When GM/Cadillac's Hamtramck Assembly Center opened in 1985, equipped with the latest in advanced manufacturing technology, GM envisioned competitive victory.
But reality was somewhat different. In her book Rude Awakening, automotive analyst Maryann Keller told what she saw: robots designed to spray-paint cars instead painting each other; factory lines halted for hours while technicians scrambled to debug software; computer systems sending erroneous instructions, leading to body parts being installed on the wrong cars.
Simply removing all the unproved and misapplied technology improved production and efficiency, remembers plant manager Larry Tibbitts. But the key ingredient to Hamtramck's progress, Tibbitts says, is employee involvement.
For example, the plant's employees achieved a 73 percent reduction in discrepancies per vehicle between 1986 and 1991, the year Hamtramck won its Best Plants award. They also recorded a 65 percent improvement in productivity for the same period in all measures of quality and customer satisfaction.
The assembly-line effectiveness center (ALEC), established in 1989 in a 20,000-square-foot section of the plant, gives workers a chance to evaluate new designs and make suggestions early on. "When the assemblers first looked at the new Seville and Eldorado," says manufacturing manager Roy Roberts, "almost 300 modifications were made. These were focused on quality, productivity, and cost advantages for the product and the people."
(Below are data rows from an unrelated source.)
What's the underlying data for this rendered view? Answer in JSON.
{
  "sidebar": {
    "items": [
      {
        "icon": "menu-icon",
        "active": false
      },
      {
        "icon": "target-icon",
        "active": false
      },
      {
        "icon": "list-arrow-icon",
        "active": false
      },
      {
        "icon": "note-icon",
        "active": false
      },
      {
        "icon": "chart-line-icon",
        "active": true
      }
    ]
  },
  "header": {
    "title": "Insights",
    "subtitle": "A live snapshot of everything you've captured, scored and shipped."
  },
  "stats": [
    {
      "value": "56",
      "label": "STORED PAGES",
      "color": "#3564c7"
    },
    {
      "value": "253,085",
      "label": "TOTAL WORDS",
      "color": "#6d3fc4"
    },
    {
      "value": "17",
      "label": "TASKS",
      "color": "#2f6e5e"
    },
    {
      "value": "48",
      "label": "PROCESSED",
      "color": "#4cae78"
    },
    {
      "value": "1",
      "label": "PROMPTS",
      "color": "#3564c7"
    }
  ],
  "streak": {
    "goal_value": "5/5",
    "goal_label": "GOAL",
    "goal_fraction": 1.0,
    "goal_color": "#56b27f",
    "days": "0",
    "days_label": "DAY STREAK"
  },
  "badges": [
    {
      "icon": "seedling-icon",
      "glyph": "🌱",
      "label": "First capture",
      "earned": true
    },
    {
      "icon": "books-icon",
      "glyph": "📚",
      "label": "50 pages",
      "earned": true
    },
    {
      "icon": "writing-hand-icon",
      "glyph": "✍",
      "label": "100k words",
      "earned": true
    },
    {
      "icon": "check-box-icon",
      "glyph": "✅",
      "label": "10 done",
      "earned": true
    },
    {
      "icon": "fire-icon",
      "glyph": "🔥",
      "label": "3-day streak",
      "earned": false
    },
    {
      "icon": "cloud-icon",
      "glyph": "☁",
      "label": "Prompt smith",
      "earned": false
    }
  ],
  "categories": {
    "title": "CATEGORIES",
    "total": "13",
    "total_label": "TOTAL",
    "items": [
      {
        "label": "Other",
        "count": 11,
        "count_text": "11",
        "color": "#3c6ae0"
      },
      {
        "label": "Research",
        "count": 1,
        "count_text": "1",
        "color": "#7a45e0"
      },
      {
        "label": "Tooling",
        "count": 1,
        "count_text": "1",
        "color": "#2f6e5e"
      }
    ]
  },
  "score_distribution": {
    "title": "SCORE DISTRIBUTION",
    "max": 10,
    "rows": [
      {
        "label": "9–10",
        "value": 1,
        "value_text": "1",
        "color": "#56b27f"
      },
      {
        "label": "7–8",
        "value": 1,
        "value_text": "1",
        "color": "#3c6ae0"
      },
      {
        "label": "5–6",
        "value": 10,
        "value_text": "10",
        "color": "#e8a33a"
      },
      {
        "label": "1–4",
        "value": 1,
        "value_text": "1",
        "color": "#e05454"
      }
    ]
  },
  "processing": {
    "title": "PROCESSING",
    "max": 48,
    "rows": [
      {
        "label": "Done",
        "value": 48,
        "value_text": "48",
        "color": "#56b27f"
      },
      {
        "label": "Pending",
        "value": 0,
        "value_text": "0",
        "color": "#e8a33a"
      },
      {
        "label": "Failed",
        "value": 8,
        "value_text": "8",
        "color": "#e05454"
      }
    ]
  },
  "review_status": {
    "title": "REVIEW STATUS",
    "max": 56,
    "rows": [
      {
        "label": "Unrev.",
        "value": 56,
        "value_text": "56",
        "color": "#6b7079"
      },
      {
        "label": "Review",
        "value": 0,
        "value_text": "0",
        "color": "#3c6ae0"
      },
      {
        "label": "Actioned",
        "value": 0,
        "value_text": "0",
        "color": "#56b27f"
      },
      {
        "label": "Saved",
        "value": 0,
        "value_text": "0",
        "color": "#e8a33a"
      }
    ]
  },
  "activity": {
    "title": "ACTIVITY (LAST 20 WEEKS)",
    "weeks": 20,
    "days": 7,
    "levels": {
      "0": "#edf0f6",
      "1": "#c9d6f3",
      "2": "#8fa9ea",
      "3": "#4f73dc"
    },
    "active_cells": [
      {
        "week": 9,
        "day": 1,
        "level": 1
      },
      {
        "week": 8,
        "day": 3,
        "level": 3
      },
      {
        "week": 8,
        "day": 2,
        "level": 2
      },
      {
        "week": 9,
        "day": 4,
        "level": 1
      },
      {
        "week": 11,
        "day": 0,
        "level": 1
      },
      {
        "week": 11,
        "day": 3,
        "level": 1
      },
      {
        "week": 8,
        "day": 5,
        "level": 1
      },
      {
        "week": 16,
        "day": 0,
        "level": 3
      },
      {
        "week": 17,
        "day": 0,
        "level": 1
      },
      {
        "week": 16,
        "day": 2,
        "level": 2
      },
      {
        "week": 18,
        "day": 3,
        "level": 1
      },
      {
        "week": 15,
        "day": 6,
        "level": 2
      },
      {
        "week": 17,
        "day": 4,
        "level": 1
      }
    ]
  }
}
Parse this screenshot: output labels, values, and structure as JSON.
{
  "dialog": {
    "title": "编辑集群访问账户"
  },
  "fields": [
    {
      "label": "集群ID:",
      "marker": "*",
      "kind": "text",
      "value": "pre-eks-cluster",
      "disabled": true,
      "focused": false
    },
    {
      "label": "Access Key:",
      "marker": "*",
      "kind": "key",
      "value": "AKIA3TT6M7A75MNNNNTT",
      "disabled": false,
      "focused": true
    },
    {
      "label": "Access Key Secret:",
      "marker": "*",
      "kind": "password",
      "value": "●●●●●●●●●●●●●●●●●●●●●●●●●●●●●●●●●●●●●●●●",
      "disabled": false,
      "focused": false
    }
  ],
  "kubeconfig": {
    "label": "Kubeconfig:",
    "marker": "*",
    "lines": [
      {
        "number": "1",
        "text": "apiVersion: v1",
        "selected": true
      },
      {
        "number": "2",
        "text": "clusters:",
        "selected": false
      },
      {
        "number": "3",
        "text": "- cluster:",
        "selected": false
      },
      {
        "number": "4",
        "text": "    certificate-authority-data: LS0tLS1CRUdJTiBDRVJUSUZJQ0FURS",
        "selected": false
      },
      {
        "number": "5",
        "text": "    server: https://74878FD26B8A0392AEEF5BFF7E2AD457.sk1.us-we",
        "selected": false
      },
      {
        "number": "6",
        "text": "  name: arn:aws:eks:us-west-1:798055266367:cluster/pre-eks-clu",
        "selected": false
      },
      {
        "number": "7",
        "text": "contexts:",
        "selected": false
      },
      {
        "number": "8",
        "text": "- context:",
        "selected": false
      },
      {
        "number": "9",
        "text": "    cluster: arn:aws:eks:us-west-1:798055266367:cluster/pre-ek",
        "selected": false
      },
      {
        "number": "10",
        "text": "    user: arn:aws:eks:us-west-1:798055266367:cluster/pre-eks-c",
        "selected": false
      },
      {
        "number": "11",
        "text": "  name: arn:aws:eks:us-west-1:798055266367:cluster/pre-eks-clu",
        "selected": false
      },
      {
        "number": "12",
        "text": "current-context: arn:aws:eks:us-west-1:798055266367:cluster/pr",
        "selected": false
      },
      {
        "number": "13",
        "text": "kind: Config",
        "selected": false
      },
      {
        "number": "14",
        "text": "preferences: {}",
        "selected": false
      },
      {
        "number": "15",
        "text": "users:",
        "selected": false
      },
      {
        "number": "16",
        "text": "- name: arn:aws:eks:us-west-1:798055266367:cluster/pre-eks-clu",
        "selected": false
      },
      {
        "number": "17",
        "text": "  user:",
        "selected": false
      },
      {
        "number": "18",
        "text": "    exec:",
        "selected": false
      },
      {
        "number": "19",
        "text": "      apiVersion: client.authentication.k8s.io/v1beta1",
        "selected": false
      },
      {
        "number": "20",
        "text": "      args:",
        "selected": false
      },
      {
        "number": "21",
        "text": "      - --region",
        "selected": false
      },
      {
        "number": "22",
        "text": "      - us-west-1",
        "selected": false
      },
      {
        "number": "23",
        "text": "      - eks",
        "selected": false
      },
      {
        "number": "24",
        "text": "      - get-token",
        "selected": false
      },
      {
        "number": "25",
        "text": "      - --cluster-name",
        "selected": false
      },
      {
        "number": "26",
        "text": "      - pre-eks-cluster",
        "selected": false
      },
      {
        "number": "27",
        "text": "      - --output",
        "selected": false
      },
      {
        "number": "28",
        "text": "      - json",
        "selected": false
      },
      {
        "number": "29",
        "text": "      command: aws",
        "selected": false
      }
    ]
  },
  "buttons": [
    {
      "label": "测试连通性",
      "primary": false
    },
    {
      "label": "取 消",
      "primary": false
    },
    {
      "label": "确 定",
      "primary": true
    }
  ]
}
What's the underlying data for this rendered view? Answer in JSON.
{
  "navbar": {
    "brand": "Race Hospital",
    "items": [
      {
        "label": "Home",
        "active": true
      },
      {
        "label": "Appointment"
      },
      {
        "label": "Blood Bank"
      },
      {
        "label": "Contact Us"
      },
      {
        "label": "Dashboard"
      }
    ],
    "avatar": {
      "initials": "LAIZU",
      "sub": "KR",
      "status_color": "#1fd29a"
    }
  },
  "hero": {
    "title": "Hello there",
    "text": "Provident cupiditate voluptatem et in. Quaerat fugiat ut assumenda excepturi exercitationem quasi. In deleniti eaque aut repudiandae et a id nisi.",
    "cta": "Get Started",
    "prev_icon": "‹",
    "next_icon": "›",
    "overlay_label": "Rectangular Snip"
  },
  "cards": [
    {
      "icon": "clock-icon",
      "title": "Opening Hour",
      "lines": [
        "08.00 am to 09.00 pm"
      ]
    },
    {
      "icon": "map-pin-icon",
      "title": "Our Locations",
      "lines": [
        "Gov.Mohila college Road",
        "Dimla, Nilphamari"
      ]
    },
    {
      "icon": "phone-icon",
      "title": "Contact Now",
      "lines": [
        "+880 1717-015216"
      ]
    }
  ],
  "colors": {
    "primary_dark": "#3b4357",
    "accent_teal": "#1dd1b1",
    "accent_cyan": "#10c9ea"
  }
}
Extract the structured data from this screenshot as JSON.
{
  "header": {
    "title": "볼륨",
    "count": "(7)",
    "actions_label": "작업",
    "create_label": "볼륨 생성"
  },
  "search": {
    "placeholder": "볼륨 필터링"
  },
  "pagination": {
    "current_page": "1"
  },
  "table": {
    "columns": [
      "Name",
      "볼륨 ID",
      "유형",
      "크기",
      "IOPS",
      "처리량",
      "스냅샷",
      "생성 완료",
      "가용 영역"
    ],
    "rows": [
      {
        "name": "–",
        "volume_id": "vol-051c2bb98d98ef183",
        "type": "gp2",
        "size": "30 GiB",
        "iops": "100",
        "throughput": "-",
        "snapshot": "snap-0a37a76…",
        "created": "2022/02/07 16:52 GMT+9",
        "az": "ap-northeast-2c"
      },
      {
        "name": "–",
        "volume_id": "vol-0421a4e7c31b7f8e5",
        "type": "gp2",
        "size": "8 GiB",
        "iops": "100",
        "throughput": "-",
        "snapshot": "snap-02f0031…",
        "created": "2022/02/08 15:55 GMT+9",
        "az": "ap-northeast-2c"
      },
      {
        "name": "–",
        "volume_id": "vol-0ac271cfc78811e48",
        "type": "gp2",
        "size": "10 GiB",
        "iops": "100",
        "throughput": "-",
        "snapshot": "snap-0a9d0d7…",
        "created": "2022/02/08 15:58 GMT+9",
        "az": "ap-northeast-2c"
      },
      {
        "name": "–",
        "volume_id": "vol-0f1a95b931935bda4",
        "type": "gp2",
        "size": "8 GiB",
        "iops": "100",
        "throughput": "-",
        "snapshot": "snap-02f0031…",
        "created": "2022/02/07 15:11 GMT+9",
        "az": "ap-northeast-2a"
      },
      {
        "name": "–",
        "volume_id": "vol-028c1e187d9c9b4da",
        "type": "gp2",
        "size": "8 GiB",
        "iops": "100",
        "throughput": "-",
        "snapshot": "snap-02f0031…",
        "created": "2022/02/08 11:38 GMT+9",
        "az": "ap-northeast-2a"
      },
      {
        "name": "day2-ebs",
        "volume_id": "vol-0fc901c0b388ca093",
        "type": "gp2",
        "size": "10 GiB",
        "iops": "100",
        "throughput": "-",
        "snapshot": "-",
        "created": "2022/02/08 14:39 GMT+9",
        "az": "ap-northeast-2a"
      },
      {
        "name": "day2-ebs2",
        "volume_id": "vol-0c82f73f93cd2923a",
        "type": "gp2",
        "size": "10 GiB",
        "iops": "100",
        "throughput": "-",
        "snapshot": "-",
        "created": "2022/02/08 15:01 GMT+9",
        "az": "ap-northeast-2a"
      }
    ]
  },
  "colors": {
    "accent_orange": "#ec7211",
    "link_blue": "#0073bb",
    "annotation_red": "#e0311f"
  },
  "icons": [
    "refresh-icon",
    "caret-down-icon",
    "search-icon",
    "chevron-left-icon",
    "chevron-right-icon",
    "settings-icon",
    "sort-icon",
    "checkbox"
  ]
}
Cadillac's design-for-manufacturability (DFM) program has also led to major improvements. The bumpers of the Seville and Eldorado are a good example. Nuts and bolts were replaced with snap-in fasteners. Where the 1990 Seville required 217 fasteners in the bumper system, the 1992 model required only 34.